## Information supplied
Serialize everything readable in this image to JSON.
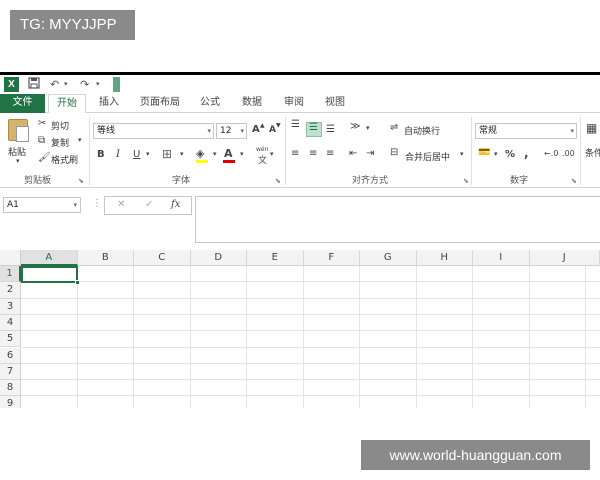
{
  "watermarks": {
    "top": "TG: MYYJJPP",
    "bottom": "www.world-huangguan.com"
  },
  "app": {
    "logo": "X",
    "accent_color": "#217346"
  },
  "qat": {
    "icons": [
      "excel-logo-icon",
      "save-icon",
      "undo-icon",
      "redo-icon"
    ]
  },
  "tabs": [
    {
      "label": "文件"
    },
    {
      "label": "开始"
    },
    {
      "label": "插入"
    },
    {
      "label": "页面布局"
    },
    {
      "label": "公式"
    },
    {
      "label": "数据"
    },
    {
      "label": "审阅"
    },
    {
      "label": "视图"
    }
  ],
  "ribbon": {
    "clipboard": {
      "paste_label": "粘贴",
      "cut_label": "剪切",
      "copy_label": "复制",
      "format_painter_label": "格式刷",
      "group_label": "剪贴板"
    },
    "font": {
      "font_name": "等线",
      "font_size": "12",
      "increase_size": "A",
      "decrease_size": "A",
      "bold": "B",
      "italic": "I",
      "underline": "U",
      "font_color": "A",
      "phonetic": "wén",
      "group_label": "字体"
    },
    "alignment": {
      "wrap_text_label": "自动换行",
      "merge_center_label": "合并后居中",
      "group_label": "对齐方式"
    },
    "number": {
      "format": "常规",
      "percent": "%",
      "comma": ",",
      "group_label": "数字"
    },
    "styles": {
      "conditional_label": "条件"
    }
  },
  "formula_bar": {
    "name_box": "A1",
    "fx": "fx",
    "cancel": "✕",
    "enter": "✓",
    "value": ""
  },
  "sheet": {
    "columns": [
      "A",
      "B",
      "C",
      "D",
      "E",
      "F",
      "G",
      "H",
      "I",
      "J"
    ],
    "rows": [
      "1",
      "2",
      "3",
      "4",
      "5",
      "6",
      "7",
      "8",
      "9"
    ],
    "active_cell": "A1"
  }
}
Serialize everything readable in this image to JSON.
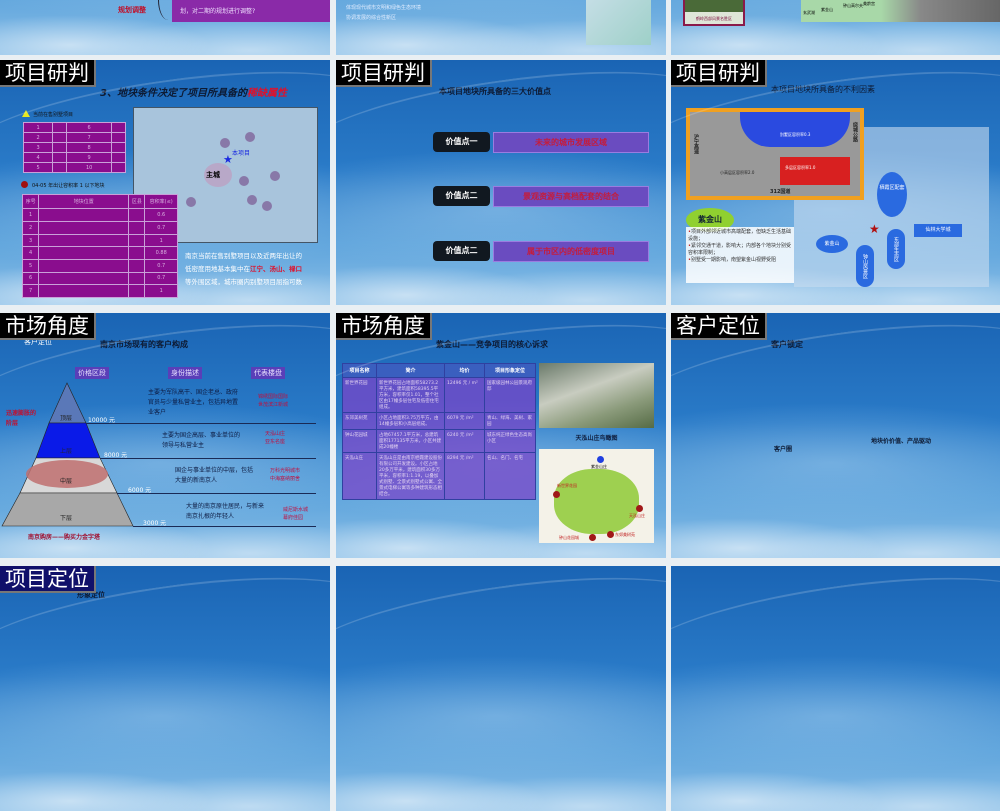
{
  "row1": {
    "slide_a": {
      "box_text": "划，对二期的规划进行调整?",
      "label": "规划调整"
    },
    "slide_b": {
      "lines": [
        "体现现代城市文明和绿色生态环境",
        "协调发展的综合性新区"
      ]
    },
    "slide_c": {
      "caption": "鹤岭西部风景名胜区",
      "map_labels": [
        "玄武湖",
        "紫金山",
        "钟山高尔夫",
        "美龄宫"
      ]
    }
  },
  "slide_scarcity": {
    "section": "项目研判",
    "subtitle_prefix": "3、地块条件决定了项目所具备的",
    "subtitle_highlight": "稀缺属性",
    "legend_triangle": "当前在售别墅项目",
    "table1_numbers": [
      "1",
      "2",
      "3",
      "4",
      "5",
      "6",
      "7",
      "8",
      "9",
      "10"
    ],
    "legend_circle": "04-05 年出让容积率 1 以下地块",
    "table2_header": [
      "序号",
      "地块位置",
      "区县",
      "容积率(≤)"
    ],
    "table2_rows": [
      [
        "1",
        "0.6"
      ],
      [
        "2",
        "0.7"
      ],
      [
        "3",
        "1"
      ],
      [
        "4",
        "0.88"
      ],
      [
        "5",
        "0.7"
      ],
      [
        "6",
        "0.7"
      ],
      [
        "7",
        "1"
      ]
    ],
    "map": {
      "project_label": "本项目",
      "city_label": "主城"
    },
    "note_line1": "南京当前在售别墅项目以及近两年出让的",
    "note_line2_prefix": "低密度用地基本集中在",
    "note_districts": "江宁、汤山、禄口",
    "note_line3": "等外围区域，城市圈内别墅项目屈指可数"
  },
  "slide_values": {
    "section": "项目研判",
    "subtitle": "本项目地块所具备的三大价值点",
    "points": [
      {
        "label": "价值点一",
        "text": "未来的城市发展区域"
      },
      {
        "label": "价值点二",
        "text": "景观资源与高档配套的结合"
      },
      {
        "label": "价值点二",
        "text": "属于市区内的低密度项目"
      }
    ]
  },
  "slide_disadvantages": {
    "section": "项目研判",
    "subtitle": "本项目地块所具备的不利因素",
    "plan_labels": {
      "villa": "别墅区容积率0.3",
      "high": "小高层区容积率2.0",
      "multi": "多层区容积率1.0",
      "road": "312国道",
      "west": "沪宁高速",
      "east": "绕城公路"
    },
    "tag": "紫金山",
    "bullets": [
      "项目外部邻近城市高端配套，但缺乏生活基础设施；",
      "紧邻交通干道，影响大；内部各个地块分别受容积率限制；",
      "别墅受一期影响，南望紫金山视野受阻"
    ],
    "map_labels": [
      "栖霞区配套",
      "仙林大学城",
      "紫金山",
      "东部生态区",
      "钟山风景区"
    ]
  },
  "slide_pyramid": {
    "section": "市场角度",
    "hidden_title": "客户定位",
    "subtitle": "南京市场现有的客户构成",
    "headers": [
      "价格区段",
      "身份描述",
      "代表楼盘"
    ],
    "left_note": "迅速膨胀的阶层",
    "layers": [
      {
        "name": "顶层",
        "price": "10000 元",
        "desc": "主要为军队高干、国企老总、政府官员与少量私营业主，包括异地置业客户",
        "reps": "锦绣国际国际\n世茂滨江新城"
      },
      {
        "name": "上层",
        "price": "8000 元",
        "desc": "主要为国企高层、事业单位的领导与私营业主",
        "reps": "天泓山庄\n亚东名座"
      },
      {
        "name": "中层",
        "price": "6000 元",
        "desc": "国企与事业单位的中层，包括大量的新南京人",
        "reps": "万科光明城市\n中海塞纳丽舍"
      },
      {
        "name": "下层",
        "price": "3000 元",
        "desc": "大量的南京原住居民，与新来南京扎根的年轻人",
        "reps": "威尼斯水城\n幕府佳园"
      }
    ],
    "caption": "南京购房——购买力金字塔"
  },
  "slide_competition": {
    "section": "市场角度",
    "subtitle": "紫金山——竞争项目的核心诉求",
    "columns": [
      "项目名称",
      "简介",
      "均价",
      "项目形象定位"
    ],
    "rows": [
      [
        "新世界花园",
        "新世界花园占地面积58273.2平方米，建筑面积58395.5平方米，容积率仅1.01，整个社区由17幢多层住宅及低密住宅组成。",
        "12496 元 / m²",
        "国家级园林公园景观府邸"
      ],
      [
        "东郊美树苑",
        "小区占地面积3.75万平方，由14幢多层和小高层组成。",
        "6079 元 /m²",
        "青山、绿海、美树、家园"
      ],
      [
        "钟山花园城",
        "占地67457.1平方米，总建筑面积177135平方米，小区共建成20幢楼",
        "6240 元 /m²",
        "城东纯正绿色生态高尚小区"
      ],
      [
        "天泓山庄",
        "天泓山庄是由南京栖霞建设股份有限公司开发建设。小区占地20多万平米，建筑面积30多万平米，容积率1:1.19，以叠加式别墅、全景式别墅式公寓、全景式电梯公寓等多种建筑形态相结合。",
        "8294 元 /m²",
        "名山、名门、名宅"
      ]
    ],
    "photo_caption": "天泓山庄鸟瞰图",
    "map_labels": [
      "紫金山庄",
      "新世界花园",
      "天泓山庄",
      "东郊美树苑",
      "钟山花园城"
    ]
  },
  "slide_client": {
    "section": "客户定位",
    "subtitle": "客户锁定",
    "circle_label": "客户圈",
    "driver_label": "地块价价值、产品驱动"
  },
  "slide_positioning": {
    "section": "项目定位",
    "subtitle": "形象定位"
  }
}
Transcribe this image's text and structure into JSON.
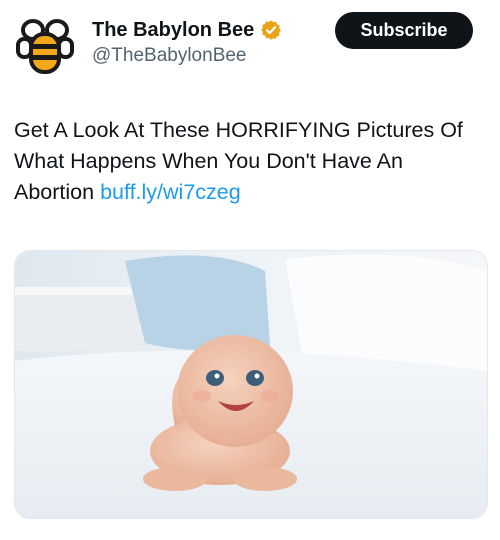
{
  "author": {
    "display_name": "The Babylon Bee",
    "handle": "@TheBabylonBee",
    "avatar_icon": "bee-logo-icon",
    "verified_icon": "verified-badge-icon",
    "verified_color": "#e8a417"
  },
  "actions": {
    "subscribe_label": "Subscribe"
  },
  "tweet": {
    "text": "Get A Look At These HORRIFYING Pictures Of What Happens When You Don't Have An Abortion",
    "link": "buff.ly/wi7czeg",
    "link_color": "#1d9bf0"
  },
  "media": {
    "description_icon": "baby-photo"
  },
  "colors": {
    "text": "#0f1419",
    "secondary": "#536471",
    "button_bg": "#0f1419",
    "button_text": "#ffffff"
  }
}
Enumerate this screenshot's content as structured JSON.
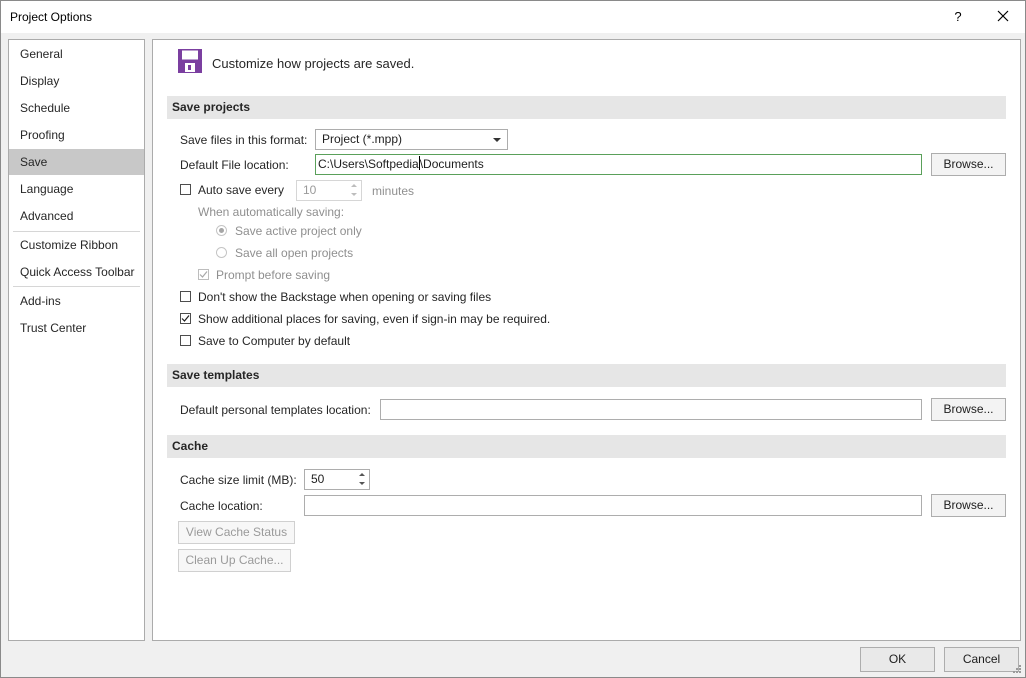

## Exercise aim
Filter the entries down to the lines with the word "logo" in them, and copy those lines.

## Answer for this exercise
    "logo": "X",
      "excel-logo-icon",
    "avatar_icon": "bee-logo-icon",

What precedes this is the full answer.